┌─ DATASET ENTRIES

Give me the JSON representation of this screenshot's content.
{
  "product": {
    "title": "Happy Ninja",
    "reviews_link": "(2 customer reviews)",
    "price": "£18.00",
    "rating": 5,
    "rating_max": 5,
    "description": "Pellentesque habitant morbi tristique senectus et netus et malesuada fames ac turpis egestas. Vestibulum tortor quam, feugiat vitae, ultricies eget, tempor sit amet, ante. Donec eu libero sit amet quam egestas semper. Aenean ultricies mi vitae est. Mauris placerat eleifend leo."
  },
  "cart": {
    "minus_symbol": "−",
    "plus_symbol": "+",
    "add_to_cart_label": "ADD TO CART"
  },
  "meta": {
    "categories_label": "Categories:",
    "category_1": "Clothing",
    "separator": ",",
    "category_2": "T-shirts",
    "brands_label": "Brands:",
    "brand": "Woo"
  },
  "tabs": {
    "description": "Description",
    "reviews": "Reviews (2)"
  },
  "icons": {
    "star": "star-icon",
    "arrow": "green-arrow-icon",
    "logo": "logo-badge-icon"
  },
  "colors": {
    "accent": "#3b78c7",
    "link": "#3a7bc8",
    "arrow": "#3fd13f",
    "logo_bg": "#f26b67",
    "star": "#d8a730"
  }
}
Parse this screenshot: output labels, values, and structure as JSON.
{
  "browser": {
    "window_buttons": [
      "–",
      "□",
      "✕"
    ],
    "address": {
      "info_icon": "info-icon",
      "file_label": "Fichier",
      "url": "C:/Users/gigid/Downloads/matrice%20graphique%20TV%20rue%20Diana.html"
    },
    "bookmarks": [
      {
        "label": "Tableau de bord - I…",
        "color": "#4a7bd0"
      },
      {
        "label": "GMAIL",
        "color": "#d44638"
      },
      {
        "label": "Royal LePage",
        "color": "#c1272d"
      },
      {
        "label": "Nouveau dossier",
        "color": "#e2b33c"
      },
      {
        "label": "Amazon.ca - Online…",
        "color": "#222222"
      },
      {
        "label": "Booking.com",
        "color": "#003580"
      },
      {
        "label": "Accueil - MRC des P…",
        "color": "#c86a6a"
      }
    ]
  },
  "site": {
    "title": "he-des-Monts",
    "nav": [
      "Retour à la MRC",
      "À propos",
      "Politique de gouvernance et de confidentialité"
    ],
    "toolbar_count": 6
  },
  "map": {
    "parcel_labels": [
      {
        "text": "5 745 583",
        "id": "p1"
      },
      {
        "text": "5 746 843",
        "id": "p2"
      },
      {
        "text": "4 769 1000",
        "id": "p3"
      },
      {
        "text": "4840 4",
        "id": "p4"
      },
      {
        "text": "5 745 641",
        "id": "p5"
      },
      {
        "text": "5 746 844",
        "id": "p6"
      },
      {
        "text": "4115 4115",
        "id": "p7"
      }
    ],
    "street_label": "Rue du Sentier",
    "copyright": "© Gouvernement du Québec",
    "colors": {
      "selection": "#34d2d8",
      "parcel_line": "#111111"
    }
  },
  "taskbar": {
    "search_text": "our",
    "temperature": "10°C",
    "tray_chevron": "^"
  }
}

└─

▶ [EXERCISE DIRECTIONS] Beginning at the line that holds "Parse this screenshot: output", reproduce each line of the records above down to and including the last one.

▶ [EXERCISE SOLUTION]
Parse this screenshot: output labels, values, and structure as JSON.
{
  "browser": {
    "window_buttons": [
      "–",
      "□",
      "✕"
    ],
    "address": {
      "info_icon": "info-icon",
      "file_label": "Fichier",
      "url": "C:/Users/gigid/Downloads/matrice%20graphique%20TV%20rue%20Diana.html"
    },
    "bookmarks": [
      {
        "label": "Tableau de bord - I…",
        "color": "#4a7bd0"
      },
      {
        "label": "GMAIL",
        "color": "#d44638"
      },
      {
        "label": "Royal LePage",
        "color": "#c1272d"
      },
      {
        "label": "Nouveau dossier",
        "color": "#e2b33c"
      },
      {
        "label": "Amazon.ca - Online…",
        "color": "#222222"
      },
      {
        "label": "Booking.com",
        "color": "#003580"
      },
      {
        "label": "Accueil - MRC des P…",
        "color": "#c86a6a"
      }
    ]
  },
  "site": {
    "title": "he-des-Monts",
    "nav": [
      "Retour à la MRC",
      "À propos",
      "Politique de gouvernance et de confidentialité"
    ],
    "toolbar_count": 6
  },
  "map": {
    "parcel_labels": [
      {
        "text": "5 745 583",
        "id": "p1"
      },
      {
        "text": "5 746 843",
        "id": "p2"
      },
      {
        "text": "4 769 1000",
        "id": "p3"
      },
      {
        "text": "4840 4",
        "id": "p4"
      },
      {
        "text": "5 745 641",
        "id": "p5"
      },
      {
        "text": "5 746 844",
        "id": "p6"
      },
      {
        "text": "4115 4115",
        "id": "p7"
      }
    ],
    "street_label": "Rue du Sentier",
    "copyright": "© Gouvernement du Québec",
    "colors": {
      "selection": "#34d2d8",
      "parcel_line": "#111111"
    }
  },
  "taskbar": {
    "search_text": "our",
    "temperature": "10°C",
    "tray_chevron": "^"
  }
}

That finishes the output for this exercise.